The Crows are headed for a cleanout of playing personnel, and quite possibly coaching staff, regardless of the outcome of their final home-and-away game against the Bulldogs on Sunday.
Rory Sloane is left in Will Hoskin-Elliott's wake on Saturday evening. Picture: AFL Photos
Port Adelaide is simply too inconsistent to be given a pass mark for the season, and the Giants are fortunate they banked 12 wins by round 20, for the past two weeks have revealed 10-goal losses.
Yes, there are injuries for the Giants. But there is a distinct lack of willpower too.
How to respond to adversity, part one
John Worsfold won't ever be told how to act.
A two-time premiership captain and premiership coach, he rightly doesn't feel the need to listen to people who think he should do things differently, such as display raw emotion in matches where his team is being thrashed.
Having endured 59 and 104-point losses in rounds 20 and 21, Worsfold fired up at critics in a mid-week media conference, and then, as calm as ever, took his Bombers to Perth on Saturday night to score an unexpected, finals-securing win against Fremantle.

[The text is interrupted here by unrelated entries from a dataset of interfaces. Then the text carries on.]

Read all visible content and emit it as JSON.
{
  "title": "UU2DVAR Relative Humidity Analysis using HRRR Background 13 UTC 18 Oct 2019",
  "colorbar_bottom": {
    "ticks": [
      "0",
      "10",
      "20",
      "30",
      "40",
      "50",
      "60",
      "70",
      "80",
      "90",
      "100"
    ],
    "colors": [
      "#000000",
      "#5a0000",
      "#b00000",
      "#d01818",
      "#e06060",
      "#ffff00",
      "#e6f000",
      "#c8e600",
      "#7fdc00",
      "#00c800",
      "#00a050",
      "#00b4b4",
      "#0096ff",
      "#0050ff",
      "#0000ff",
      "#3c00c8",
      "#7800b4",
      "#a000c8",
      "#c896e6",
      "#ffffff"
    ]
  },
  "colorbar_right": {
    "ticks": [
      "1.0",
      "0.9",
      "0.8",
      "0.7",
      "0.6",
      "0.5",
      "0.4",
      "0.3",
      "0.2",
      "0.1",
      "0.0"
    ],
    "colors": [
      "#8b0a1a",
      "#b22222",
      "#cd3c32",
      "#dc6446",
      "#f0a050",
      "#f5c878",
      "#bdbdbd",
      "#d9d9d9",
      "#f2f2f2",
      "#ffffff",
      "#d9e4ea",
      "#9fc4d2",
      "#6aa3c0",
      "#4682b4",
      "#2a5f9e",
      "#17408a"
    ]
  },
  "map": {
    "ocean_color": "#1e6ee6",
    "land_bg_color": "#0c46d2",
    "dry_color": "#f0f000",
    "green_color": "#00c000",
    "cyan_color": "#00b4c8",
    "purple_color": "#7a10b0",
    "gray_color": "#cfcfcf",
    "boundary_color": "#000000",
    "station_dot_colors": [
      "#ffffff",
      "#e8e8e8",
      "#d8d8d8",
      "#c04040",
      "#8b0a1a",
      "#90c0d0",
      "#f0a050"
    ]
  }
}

Worsfold has never deviated from his set, mostly successful ways, and no matter what happens when Essendon plays its elimination final, simply qualifying for top-eight action is a significant achievement given the extended unavailability of Tom Bellchambers, Joe Daniher, Devon Smith and Michael Hurley.
The combined 163-point losses to Port Adelaide and Western Bulldogs were embarrassing. The win against Fremantle squared the ledger.
In context, Essendon's 2019 season right now stands as a significant success, and Worsfold's ability to endure the setbacks and scrutiny guarantee him the right to coach into 2020.
How to respond to adversity, part two
North Melbourne was equally impressive as Essendon in the manner in which it responded after a disastrous round 21 performance, where it managed just one goal in a drubbing by Geelong.
The two biggest players on the Roos' list, Ben Brown and Todd Goldstein, were dominant, Brown bolting to a near-unassailable lead in the Coleman Medal race with 10 goals in a hammering of Port Adelaide, and Goldstein producing perhaps his best game of the past four seasons.
The trauma inflicted on new coach Rhyce Shaw from the one-goal performance of round 21 can now be forgotten.